MIKEY(ph): (Spanish spoken)
CHRISTIAN: My cousin Mikey is four years older than me, but we play video games and hang out a lot like if we were brothers. When we were little, Mikey really wanted to become a U.S. Marine. He thought it will make my aunt proud of him and help him pay for college.
MIKEY: Even if, you know, it looks scary and everything, it looks really dangerous, I want to go, you know? And definitely, I want to go to get - go to college and maybe I can be someone in this country. I don't know.
CHRISTIAN: When he was in 10th grade, Mikey talked to military recruiters in his high school, but they told him he couldn't join because he was undocumented.
MIKEY: When they say no, I'm like - then, you know, I just walk away and it's like, I don't know what to do. And it's not like I have two choices.
CHRISTIAN: Soon after that, Mikey tried to get a job as a plumber, but he couldn't because he didn't have legal papers. Then he just decided to drop out of high school. It's not just Mikey, I know a lot of kids who drop out. Some of them are already working as day laborers. Some of them joined gangs.
Unidentified Group: (Singing in Spanish)
CHRISTIAN: Most of the people at my church come from Mexico. And our priest, Father Michael(ph) says he sees this all the time.
Father MICHAEL (Priest): I see in this neighborhood, people who are in sophomore or junior year of high school, because they do not have citizenship or papers, think, well, there's no sense studying or working or doing anything gives a person a feeling of what's the use. That's a very sad thing to do to youth - to frustrate all that energy and talent.
CHRISTIAN: There is no way right now for me to get my legal papers. Even though I was only 4 years old, the fact that I crossed the border illegally means I can never marry someone for my papers. I can't get sponsored by my family. I'm not eligible for special work visa. I'm completely locked out, unless Congress makes a change to immigration laws.
There's a law they've been debating for a long time. It will make it possible for kids in my situation to become citizens if they finish two years of college or military service.

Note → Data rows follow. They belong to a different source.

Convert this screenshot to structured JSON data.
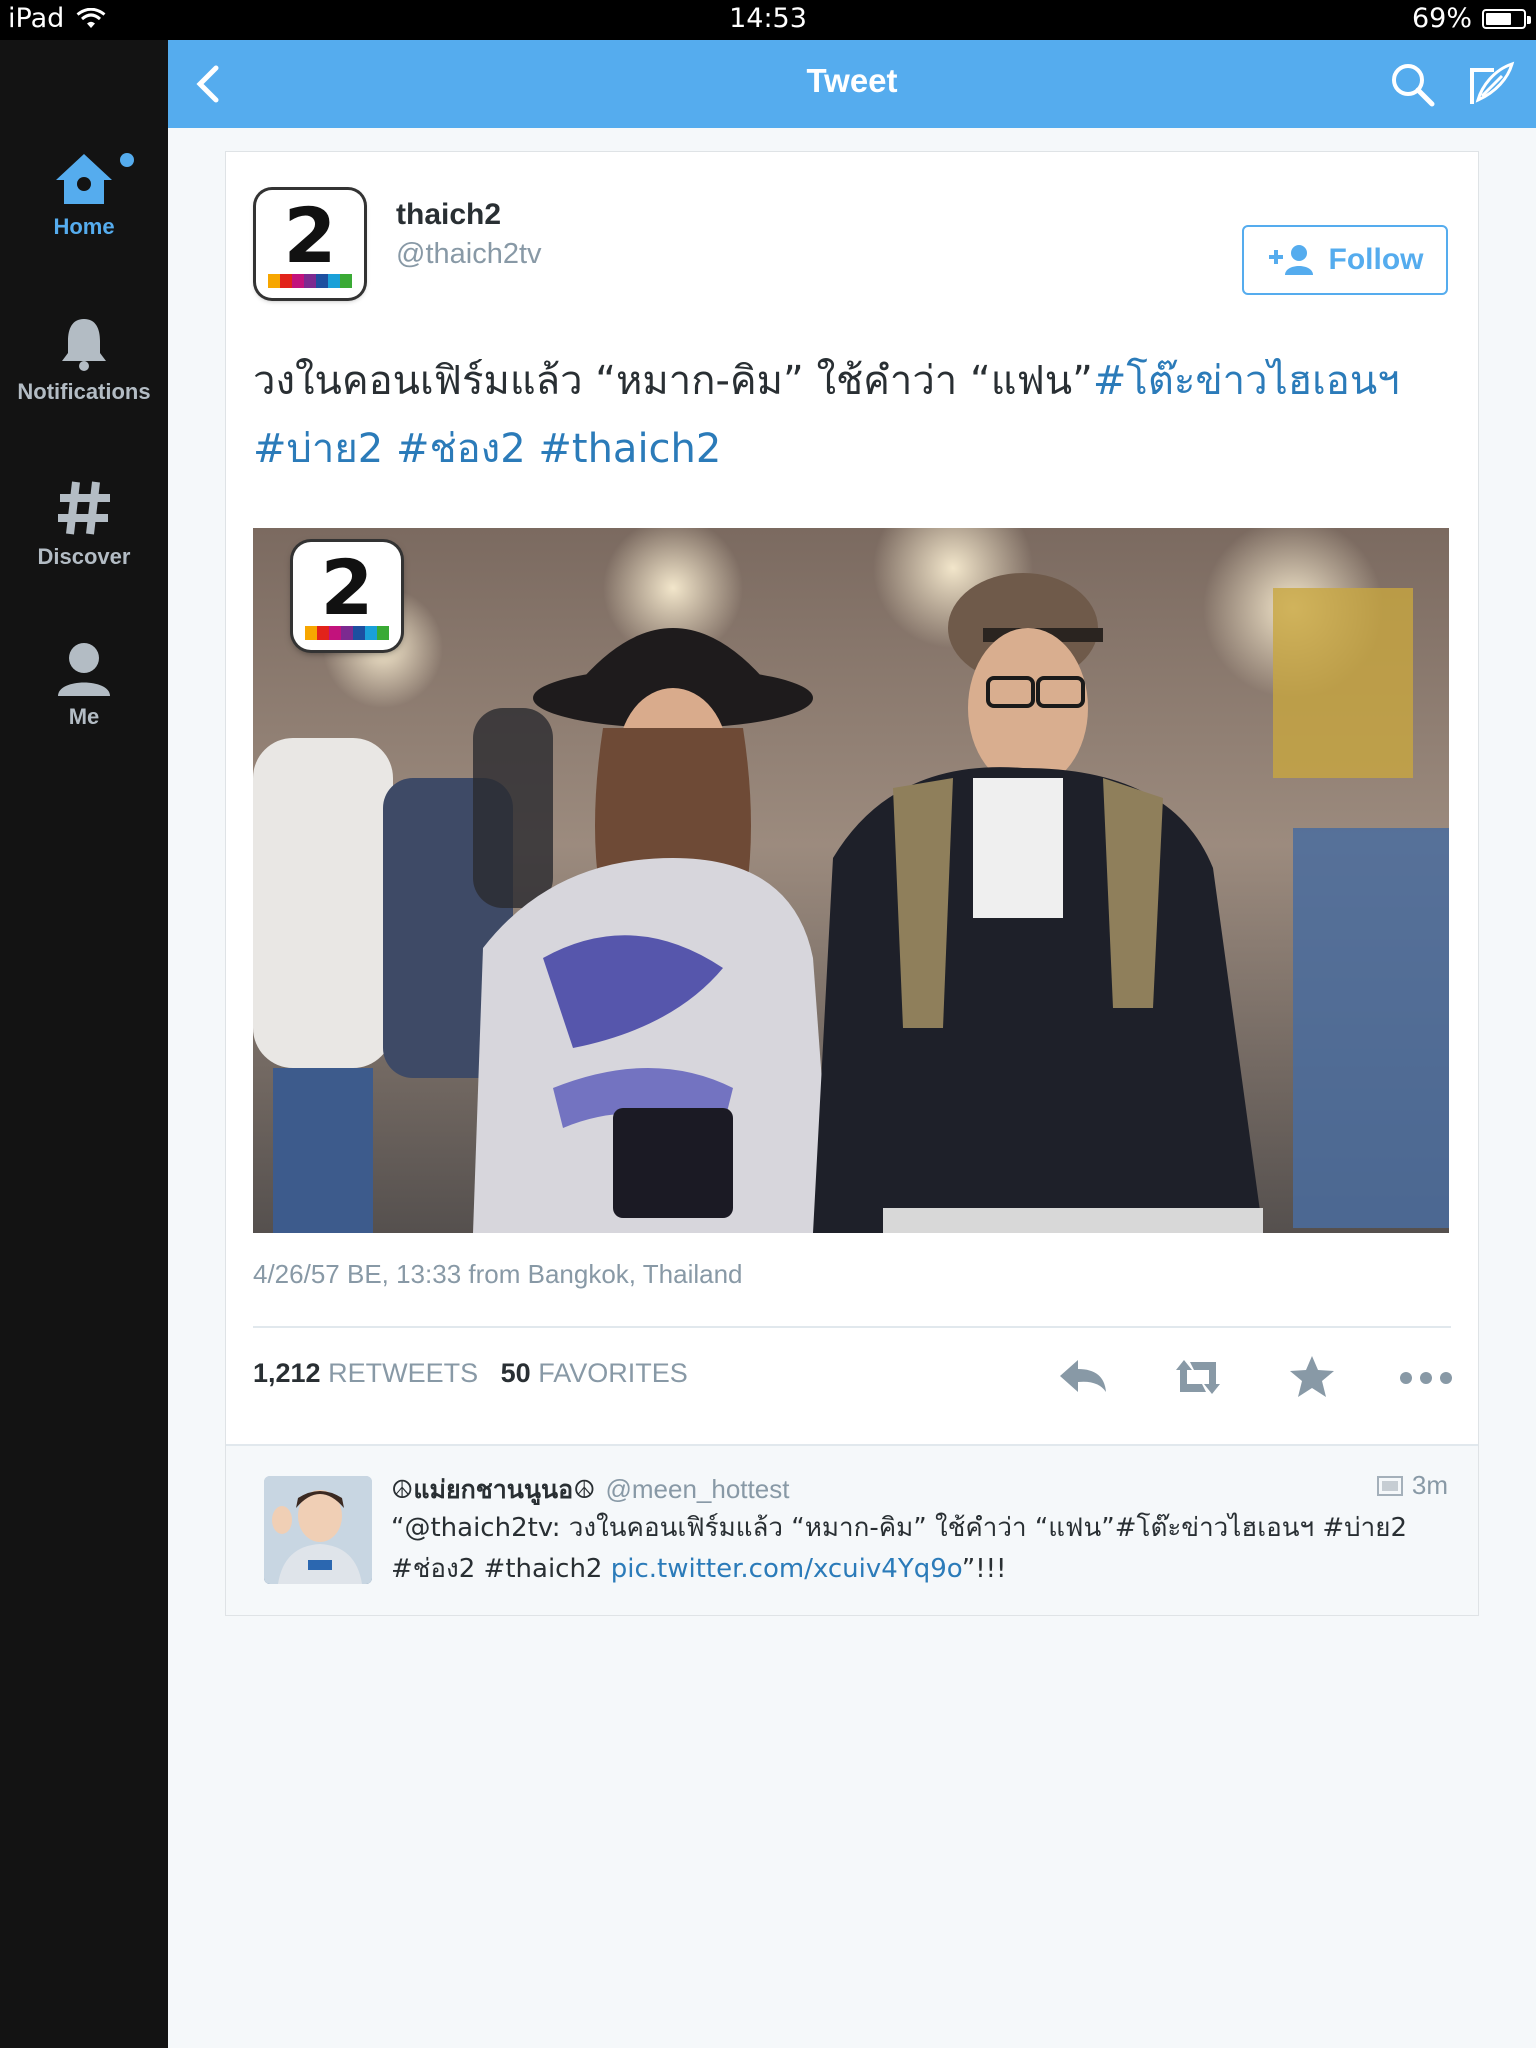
{
  "status_bar": {
    "device": "iPad",
    "time": "14:53",
    "battery": "69%",
    "battery_level": 0.69
  },
  "sidebar": {
    "items": [
      {
        "label": "Home",
        "icon": "birdhouse-icon",
        "active": true
      },
      {
        "label": "Notifications",
        "icon": "bell-icon",
        "active": false
      },
      {
        "label": "Discover",
        "icon": "hashtag-icon",
        "active": false
      },
      {
        "label": "Me",
        "icon": "person-icon",
        "active": false
      }
    ]
  },
  "header": {
    "title": "Tweet",
    "icons": [
      "back-chevron-icon",
      "search-icon",
      "compose-icon"
    ]
  },
  "tweet": {
    "name": "thaich2",
    "handle": "@thaich2tv",
    "follow_label": "Follow",
    "avatar_text": "2",
    "text_plain": "วงในคอนเฟิร์มแล้ว “หมาก-คิม” ใช้คำว่า “แฟน”",
    "hashtags": [
      "#โต๊ะข่าวไฮเอนฯ",
      "#บ่าย2",
      "#ช่อง2",
      "#thaich2"
    ],
    "photo_badge": "2",
    "meta": "4/26/57 BE, 13:33 from Bangkok, Thailand",
    "retweets_count": "1,212",
    "retweets_label": "RETWEETS",
    "favorites_count": "50",
    "favorites_label": "FAVORITES",
    "actions": [
      "reply-icon",
      "retweet-icon",
      "favorite-star-icon",
      "more-icon"
    ]
  },
  "reply": {
    "name": "☮แม่ยกชานนูนอ☮",
    "handle": "@meen_hottest",
    "time": "3m",
    "text_before": "“@thaich2tv: วงในคอนเฟิร์มแล้ว “หมาก-คิม” ใช้คำว่า “แฟน”#โต๊ะข่าวไฮเอนฯ #บ่าย2 #ช่อง2 #thaich2 ",
    "link": "pic.twitter.com/xcuiv4Yq9o",
    "text_after": "”!!!"
  },
  "colors": {
    "accent": "#55acee",
    "link": "#2b7bb9",
    "sidebar_bg": "#131313",
    "text": "#292f33",
    "muted": "#8899a6"
  }
}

It's called the Dream Act.
Unidentified Woman: (Spanish spoken)
CHRISTIAN: My mom says if we don't fix our papers, all I'm going to have is dreams.
My little brother Dominic(ph) was born here. So how does it feel to be an American citizen?
(Soundbite of baby talking)
CHRISTIAN: Okay. How does it feel to know that you're going to have a better future than I am?
(Soundbite of baby talking)
CHRISTIAN: How does it feel to be a furry monkey?
(Soundbite of baby talking)
CHRISTIAN: In a cabinet in my mom's room, she keeps things from when Dominic and I were little. There's baby clothes and the blanket that I wore on my shoulders when I was crossing the border. I pull out some pictures from when my little brother was born. He's so funny. In every picture, he's laughing.
In one picture, me, my cousin Mikey and my little brother are all together. Me and Mikey were born in Mexico and Dominic was born here with the rest of my little cousins. And that's it. They're going to have a better life than me and Mikey is going to have. Happy for them. I guess, yeah. I don't know.
For NPR News, I'm Christian in New York.
BLOCK: Christian produced his story for Radio Rookies, a project of WNYC in New York that trains teenagers to make radio documentaries. It was produced by Melissa Robbins with Kaari Pitkin and edited by Marianne McCune.
NPR transcripts are created on a rush deadline by Verb8tm, Inc., an NPR contractor, and produced using a proprietary transcription process developed with NPR. This text may not be in its final form and may be updated or revised in the future. Accuracy and availability may vary. The authoritative record of NPR’s programming is the audio record.